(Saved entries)
★ ★ ★

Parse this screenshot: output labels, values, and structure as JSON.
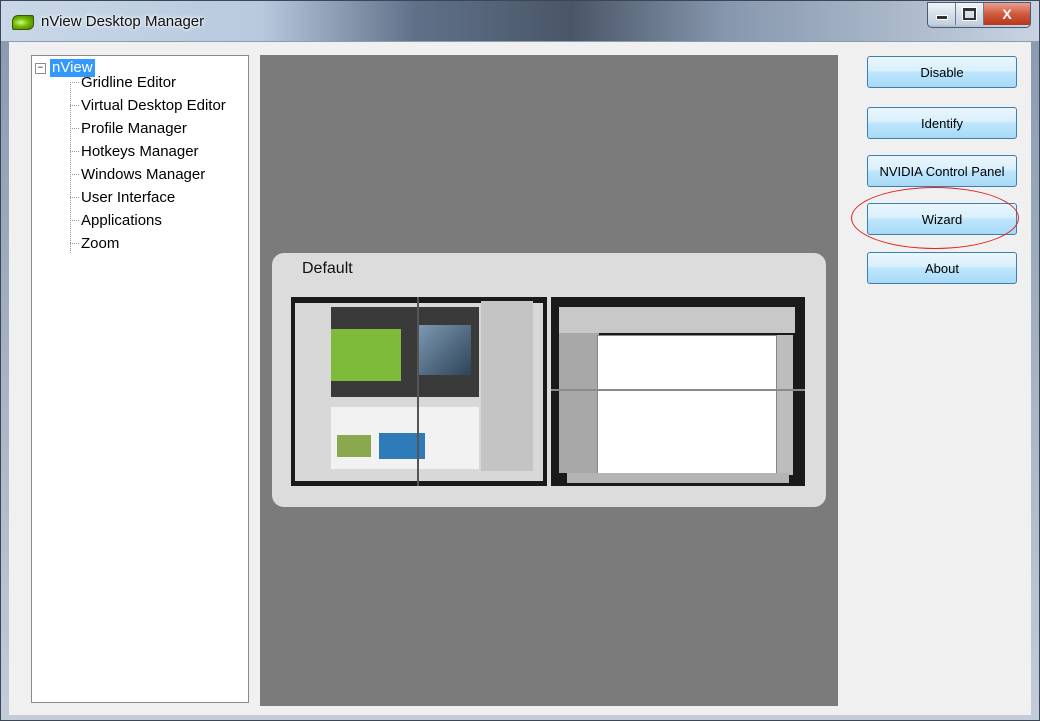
{
  "window": {
    "title": "nView Desktop Manager"
  },
  "titlebar": {
    "close_glyph": "X"
  },
  "tree": {
    "root": {
      "label": "nView",
      "expander": "−"
    },
    "children": [
      {
        "label": "Gridline Editor"
      },
      {
        "label": "Virtual Desktop Editor"
      },
      {
        "label": "Profile Manager"
      },
      {
        "label": "Hotkeys Manager"
      },
      {
        "label": "Windows Manager"
      },
      {
        "label": "User Interface"
      },
      {
        "label": "Applications"
      },
      {
        "label": "Zoom"
      }
    ]
  },
  "profile": {
    "name": "Default"
  },
  "buttons": {
    "disable": "Disable",
    "identify": "Identify",
    "nvidia_control_panel": "NVIDIA Control Panel",
    "wizard": "Wizard",
    "about": "About"
  },
  "colors": {
    "tree_selection": "#3399ff",
    "desktop_area": "#7b7b7b",
    "annotation": "#dd2222",
    "nvidia_green": "#76b900"
  }
}
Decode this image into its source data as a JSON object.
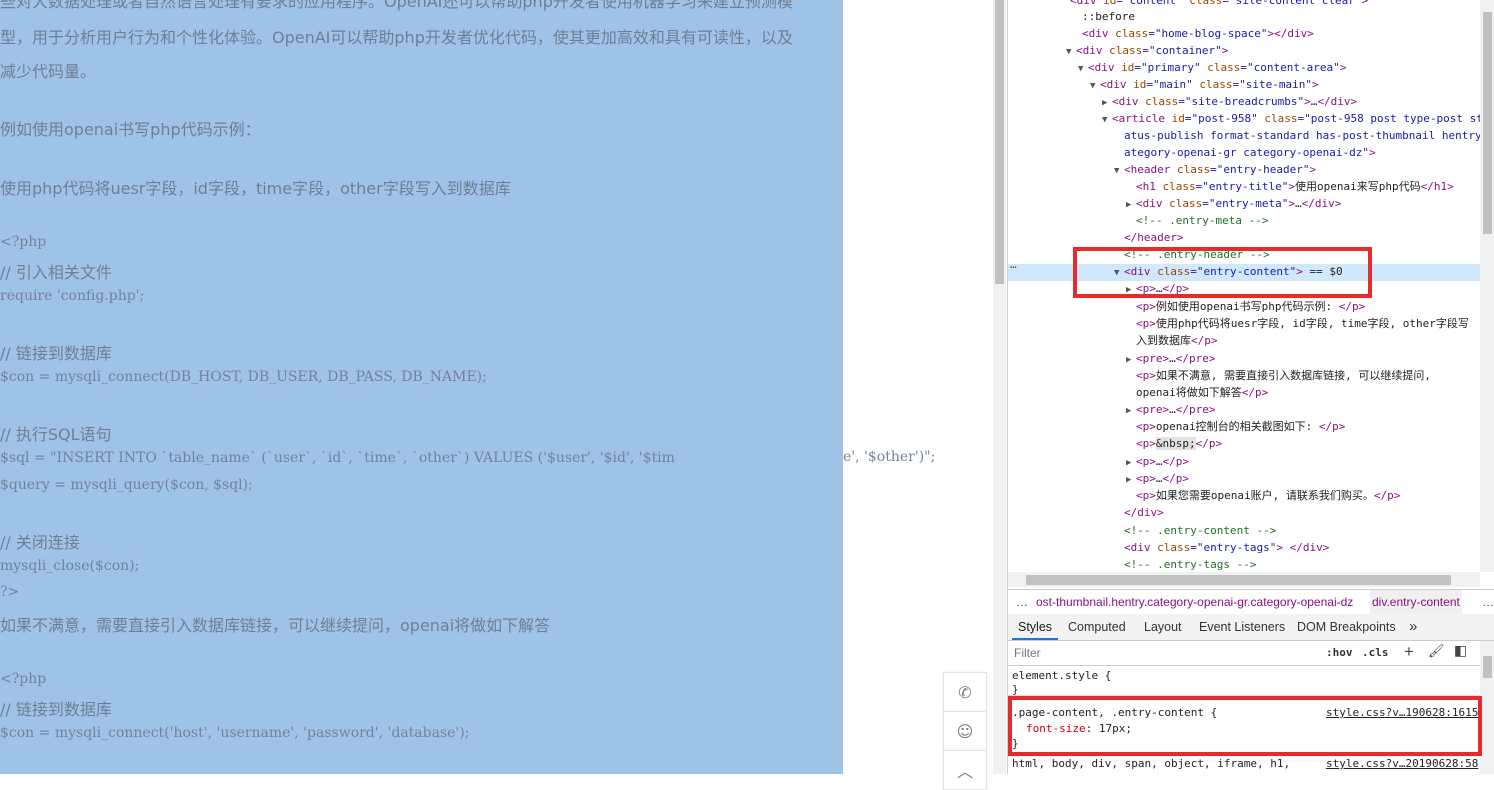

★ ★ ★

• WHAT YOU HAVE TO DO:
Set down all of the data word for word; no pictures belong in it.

• EXERCISE RESULT:
Parse this screenshot: output labels, values, and structure as JSON.
{
  "window": {
    "title": "nView Desktop Manager"
  },
  "titlebar": {
    "close_glyph": "X"
  },
  "tree": {
    "root": {
      "label": "nView",
      "expander": "−"
    },
    "children": [
      {
        "label": "Gridline Editor"
      },
      {
        "label": "Virtual Desktop Editor"
      },
      {
        "label": "Profile Manager"
      },
      {
        "label": "Hotkeys Manager"
      },
      {
        "label": "Windows Manager"
      },
      {
        "label": "User Interface"
      },
      {
        "label": "Applications"
      },
      {
        "label": "Zoom"
      }
    ]
  },
  "profile": {
    "name": "Default"
  },
  "buttons": {
    "disable": "Disable",
    "identify": "Identify",
    "nvidia_control_panel": "NVIDIA Control Panel",
    "wizard": "Wizard",
    "about": "About"
  },
  "colors": {
    "tree_selection": "#3399ff",
    "desktop_area": "#7b7b7b",
    "annotation": "#dd2222",
    "nvidia_green": "#76b900"
  }
}
Decode this image into its source data as a JSON object.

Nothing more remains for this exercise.